═══ Input for this task ═══
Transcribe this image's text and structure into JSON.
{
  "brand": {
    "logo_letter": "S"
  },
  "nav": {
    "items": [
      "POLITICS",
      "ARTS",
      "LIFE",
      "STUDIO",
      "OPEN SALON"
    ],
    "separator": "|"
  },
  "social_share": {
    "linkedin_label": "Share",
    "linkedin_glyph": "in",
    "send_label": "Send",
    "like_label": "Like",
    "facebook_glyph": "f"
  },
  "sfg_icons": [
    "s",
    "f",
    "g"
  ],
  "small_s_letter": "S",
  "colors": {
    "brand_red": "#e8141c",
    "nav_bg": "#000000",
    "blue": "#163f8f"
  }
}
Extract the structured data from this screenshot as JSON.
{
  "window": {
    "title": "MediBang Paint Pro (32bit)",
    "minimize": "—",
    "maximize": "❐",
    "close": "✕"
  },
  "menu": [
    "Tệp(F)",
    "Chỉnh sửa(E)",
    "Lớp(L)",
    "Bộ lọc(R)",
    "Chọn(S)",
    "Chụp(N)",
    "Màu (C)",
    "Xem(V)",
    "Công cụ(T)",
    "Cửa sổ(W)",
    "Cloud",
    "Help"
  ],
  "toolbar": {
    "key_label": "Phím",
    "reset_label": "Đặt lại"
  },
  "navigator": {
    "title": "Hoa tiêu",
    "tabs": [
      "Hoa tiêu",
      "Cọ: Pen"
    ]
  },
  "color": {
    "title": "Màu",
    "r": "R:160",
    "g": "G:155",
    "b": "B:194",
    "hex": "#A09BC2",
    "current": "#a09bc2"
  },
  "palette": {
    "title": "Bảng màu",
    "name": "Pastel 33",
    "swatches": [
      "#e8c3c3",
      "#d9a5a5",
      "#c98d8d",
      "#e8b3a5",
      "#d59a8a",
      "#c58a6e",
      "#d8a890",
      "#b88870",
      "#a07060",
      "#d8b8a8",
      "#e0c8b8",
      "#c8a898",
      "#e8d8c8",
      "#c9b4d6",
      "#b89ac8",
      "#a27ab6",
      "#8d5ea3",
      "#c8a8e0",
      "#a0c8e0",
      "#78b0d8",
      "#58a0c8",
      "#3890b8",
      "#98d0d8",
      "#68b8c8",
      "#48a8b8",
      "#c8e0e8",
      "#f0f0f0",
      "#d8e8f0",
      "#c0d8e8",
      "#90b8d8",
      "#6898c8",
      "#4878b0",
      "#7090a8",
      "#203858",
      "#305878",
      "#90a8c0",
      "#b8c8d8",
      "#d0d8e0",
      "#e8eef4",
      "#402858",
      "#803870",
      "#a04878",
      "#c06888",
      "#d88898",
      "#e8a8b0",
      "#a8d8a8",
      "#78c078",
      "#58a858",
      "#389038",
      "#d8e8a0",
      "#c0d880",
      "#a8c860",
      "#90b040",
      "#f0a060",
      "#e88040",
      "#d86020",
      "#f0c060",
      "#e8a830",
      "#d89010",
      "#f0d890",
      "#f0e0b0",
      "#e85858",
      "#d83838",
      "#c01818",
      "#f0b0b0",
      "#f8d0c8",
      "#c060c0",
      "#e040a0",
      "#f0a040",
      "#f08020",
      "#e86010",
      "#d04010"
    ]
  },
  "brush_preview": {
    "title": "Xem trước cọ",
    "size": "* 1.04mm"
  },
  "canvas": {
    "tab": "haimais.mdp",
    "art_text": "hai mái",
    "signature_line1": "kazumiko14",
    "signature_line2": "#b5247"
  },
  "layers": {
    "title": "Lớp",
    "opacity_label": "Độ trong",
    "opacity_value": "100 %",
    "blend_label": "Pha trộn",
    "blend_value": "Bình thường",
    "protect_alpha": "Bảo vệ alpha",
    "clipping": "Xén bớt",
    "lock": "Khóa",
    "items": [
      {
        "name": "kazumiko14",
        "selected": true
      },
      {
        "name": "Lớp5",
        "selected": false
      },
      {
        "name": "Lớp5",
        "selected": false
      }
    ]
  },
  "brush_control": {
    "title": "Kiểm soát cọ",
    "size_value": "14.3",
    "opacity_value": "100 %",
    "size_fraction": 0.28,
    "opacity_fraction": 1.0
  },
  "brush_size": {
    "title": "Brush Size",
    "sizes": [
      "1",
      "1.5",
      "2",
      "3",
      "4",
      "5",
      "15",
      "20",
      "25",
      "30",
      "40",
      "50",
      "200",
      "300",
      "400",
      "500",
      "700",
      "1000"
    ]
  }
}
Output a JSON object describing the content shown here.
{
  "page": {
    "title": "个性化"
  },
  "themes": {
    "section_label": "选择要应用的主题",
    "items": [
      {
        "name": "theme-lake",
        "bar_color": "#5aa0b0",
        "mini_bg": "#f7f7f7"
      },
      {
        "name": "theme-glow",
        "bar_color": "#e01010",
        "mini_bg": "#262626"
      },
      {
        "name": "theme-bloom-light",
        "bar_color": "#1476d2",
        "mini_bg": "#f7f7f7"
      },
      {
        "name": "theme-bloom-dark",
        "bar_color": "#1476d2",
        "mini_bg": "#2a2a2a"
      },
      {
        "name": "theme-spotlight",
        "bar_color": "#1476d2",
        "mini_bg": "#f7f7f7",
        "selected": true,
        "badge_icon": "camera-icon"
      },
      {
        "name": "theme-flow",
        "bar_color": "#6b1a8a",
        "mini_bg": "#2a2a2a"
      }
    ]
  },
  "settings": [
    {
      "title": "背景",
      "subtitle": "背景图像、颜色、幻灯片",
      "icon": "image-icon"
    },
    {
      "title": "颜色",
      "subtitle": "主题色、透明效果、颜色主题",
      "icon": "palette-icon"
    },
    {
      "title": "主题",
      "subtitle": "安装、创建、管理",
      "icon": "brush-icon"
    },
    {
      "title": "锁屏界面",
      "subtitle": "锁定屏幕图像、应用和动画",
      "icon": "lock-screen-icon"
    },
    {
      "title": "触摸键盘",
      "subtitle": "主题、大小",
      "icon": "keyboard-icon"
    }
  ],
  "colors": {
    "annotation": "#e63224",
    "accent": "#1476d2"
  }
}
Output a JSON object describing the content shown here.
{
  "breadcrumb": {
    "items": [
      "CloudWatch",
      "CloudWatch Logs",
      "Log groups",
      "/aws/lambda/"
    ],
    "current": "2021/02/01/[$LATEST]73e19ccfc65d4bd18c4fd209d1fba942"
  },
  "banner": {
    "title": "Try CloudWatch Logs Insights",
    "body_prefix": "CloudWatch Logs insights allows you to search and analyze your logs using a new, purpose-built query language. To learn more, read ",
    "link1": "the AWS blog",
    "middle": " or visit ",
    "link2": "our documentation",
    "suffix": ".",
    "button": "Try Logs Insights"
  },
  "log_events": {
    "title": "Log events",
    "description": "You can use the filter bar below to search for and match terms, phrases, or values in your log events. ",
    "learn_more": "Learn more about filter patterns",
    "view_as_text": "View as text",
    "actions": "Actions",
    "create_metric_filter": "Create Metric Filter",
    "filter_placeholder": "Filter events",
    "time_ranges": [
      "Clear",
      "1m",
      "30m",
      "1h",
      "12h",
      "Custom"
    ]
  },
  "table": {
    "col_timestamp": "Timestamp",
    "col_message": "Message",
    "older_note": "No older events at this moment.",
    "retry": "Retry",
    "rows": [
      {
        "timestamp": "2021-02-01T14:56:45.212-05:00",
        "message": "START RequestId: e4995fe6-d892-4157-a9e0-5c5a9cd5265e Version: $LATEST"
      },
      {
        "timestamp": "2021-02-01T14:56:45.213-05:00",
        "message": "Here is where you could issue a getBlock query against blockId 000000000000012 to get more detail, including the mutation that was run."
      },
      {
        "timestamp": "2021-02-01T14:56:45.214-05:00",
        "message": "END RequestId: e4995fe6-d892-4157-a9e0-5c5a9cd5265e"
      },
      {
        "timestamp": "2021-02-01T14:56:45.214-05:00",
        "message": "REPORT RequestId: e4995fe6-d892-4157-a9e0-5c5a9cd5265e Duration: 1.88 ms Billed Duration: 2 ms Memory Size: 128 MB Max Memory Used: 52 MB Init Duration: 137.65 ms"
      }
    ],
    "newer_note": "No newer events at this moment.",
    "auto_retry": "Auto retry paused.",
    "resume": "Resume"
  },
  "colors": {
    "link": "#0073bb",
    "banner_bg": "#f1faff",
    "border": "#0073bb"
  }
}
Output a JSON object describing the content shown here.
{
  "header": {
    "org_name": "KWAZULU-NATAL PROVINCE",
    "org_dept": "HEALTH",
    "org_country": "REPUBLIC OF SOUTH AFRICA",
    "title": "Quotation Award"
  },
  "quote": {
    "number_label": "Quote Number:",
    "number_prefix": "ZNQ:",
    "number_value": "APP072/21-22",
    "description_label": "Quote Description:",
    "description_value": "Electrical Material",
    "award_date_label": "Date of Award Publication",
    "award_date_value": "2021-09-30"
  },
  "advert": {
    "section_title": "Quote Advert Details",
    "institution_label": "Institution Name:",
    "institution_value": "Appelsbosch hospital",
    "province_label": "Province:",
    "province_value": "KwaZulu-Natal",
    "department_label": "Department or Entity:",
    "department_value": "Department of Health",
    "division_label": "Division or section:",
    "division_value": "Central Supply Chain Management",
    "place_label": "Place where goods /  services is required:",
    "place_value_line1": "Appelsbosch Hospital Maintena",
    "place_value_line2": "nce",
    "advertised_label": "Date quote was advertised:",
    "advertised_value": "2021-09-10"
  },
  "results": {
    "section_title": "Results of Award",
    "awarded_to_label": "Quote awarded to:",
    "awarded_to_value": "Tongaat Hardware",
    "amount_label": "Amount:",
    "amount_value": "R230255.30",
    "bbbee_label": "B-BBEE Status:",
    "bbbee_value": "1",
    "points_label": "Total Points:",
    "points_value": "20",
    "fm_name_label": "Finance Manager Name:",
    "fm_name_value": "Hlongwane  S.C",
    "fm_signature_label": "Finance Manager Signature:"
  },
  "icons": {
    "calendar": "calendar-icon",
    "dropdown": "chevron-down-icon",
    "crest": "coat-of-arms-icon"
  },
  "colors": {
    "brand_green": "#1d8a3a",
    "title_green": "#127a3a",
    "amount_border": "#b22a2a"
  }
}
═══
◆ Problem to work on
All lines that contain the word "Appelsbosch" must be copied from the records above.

◆ Answer area
    "institution_value": "Appelsbosch hospital",
    "place_value_line1": "Appelsbosch Hospital Maintena",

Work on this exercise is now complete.